But this won’t happen fast enough to stop global warming. And the worst effects of global warming won’t hit until decades after the oil is gone. There is a lag effect, you see. But once it beings, it is self-perpetuating. The ice caps will melt and release huge amounts of frozen greenhouse gases. The oceans, already emptied out by industrial fishing, will turn acidic and die. The Amazon rainforest, which currently produces its own climate by transpiring moisture, will turn into a desert, and other fragmented tropical forests will follow. Growing food on a large scale will become impossible.
According to a report from the International Energy Agency this week, we have only about five years to prevent irreversible runaway global warming. And we must stop runaway global warming by whatever means we can muster. If we can’t, ecological collapse will wipe out all our other social justice gains, and wipe out any future worth living in.
This can only happen if we have a real resistance movement.
What we need is two pronged. On one hand, we need to build local, sustainable, democratic communities in which everyone’s basic needs are met. When the real crash comes we won’t be able to rely on special squads to hook people’s gas back up, because there won’t be enough gas. We have to learn how to meet our own needs.
And on the other hand we have to fight to stop global industrial capitalism. We can only win if we shut down the machine. That is the only way to ensure a livable future.
So we need is a real resistance movement. There is one such movement organizing right now, called Deep Green Resistance. People from that movement have been handing out flyers today: Occupy the machine. Please read this, and visit the website deepgreenresistance.org.
The plan in Occupy the Machine is one of the first steps in a broader strategy to save the planet. But we need concrete short-term goals to win, and we need to keep and build moment.
Tomorrow there will be an event called Earth at Risk. Seven people, including ourselves, Arundhati Roy, Thomas Linzey, and Stephanie McMillan will talk about how to build a resistance movement that can save the planet. It goes all day and starts at 10am at Wheeler Hall at UC Berkeley, and you can find out more by visiting EarthAtRisk.net.

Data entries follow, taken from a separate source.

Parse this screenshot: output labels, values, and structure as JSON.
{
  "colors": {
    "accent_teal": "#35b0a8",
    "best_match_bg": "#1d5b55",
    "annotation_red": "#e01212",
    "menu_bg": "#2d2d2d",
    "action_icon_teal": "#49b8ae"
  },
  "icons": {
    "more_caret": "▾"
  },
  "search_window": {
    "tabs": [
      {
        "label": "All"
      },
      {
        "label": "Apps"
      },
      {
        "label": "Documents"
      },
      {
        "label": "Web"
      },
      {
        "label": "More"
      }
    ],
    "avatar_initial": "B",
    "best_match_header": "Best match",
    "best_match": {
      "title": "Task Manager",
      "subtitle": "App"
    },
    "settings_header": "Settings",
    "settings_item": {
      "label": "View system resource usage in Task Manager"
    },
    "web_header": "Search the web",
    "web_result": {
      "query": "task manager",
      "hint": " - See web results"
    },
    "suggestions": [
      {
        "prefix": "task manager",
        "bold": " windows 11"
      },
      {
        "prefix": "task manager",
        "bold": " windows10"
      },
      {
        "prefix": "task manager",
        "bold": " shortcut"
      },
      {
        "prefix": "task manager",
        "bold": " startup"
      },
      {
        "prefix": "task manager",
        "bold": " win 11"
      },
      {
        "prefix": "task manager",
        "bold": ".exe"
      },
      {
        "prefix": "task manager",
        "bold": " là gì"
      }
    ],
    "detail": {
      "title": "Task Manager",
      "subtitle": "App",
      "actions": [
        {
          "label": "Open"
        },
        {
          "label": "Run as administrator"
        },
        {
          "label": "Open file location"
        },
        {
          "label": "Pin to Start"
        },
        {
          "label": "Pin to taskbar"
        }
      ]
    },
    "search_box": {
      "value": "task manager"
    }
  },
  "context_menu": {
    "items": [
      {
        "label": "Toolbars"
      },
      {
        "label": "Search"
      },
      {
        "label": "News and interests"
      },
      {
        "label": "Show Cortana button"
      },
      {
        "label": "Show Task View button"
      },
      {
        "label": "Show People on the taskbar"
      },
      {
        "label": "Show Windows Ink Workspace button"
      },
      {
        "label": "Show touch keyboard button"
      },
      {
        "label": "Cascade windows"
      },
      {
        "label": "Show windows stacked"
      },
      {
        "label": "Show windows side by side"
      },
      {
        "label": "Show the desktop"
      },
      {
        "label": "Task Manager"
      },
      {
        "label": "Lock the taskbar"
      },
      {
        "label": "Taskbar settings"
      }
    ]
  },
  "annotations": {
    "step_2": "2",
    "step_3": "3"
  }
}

I hope that you will join us tomorrow in Berkeley. And I hope that your general assembly will consider endorsing the statement in Occupy the Machine, and that you here in Oakland will continue to be leaders in the struggle for justice and freedom.

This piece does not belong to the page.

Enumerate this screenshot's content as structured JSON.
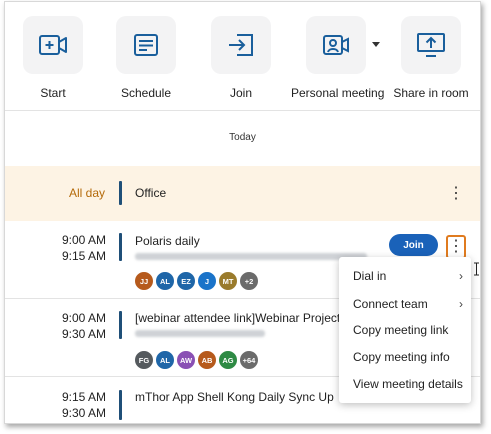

Because we will only win if we can fight together, for our future, and our planet.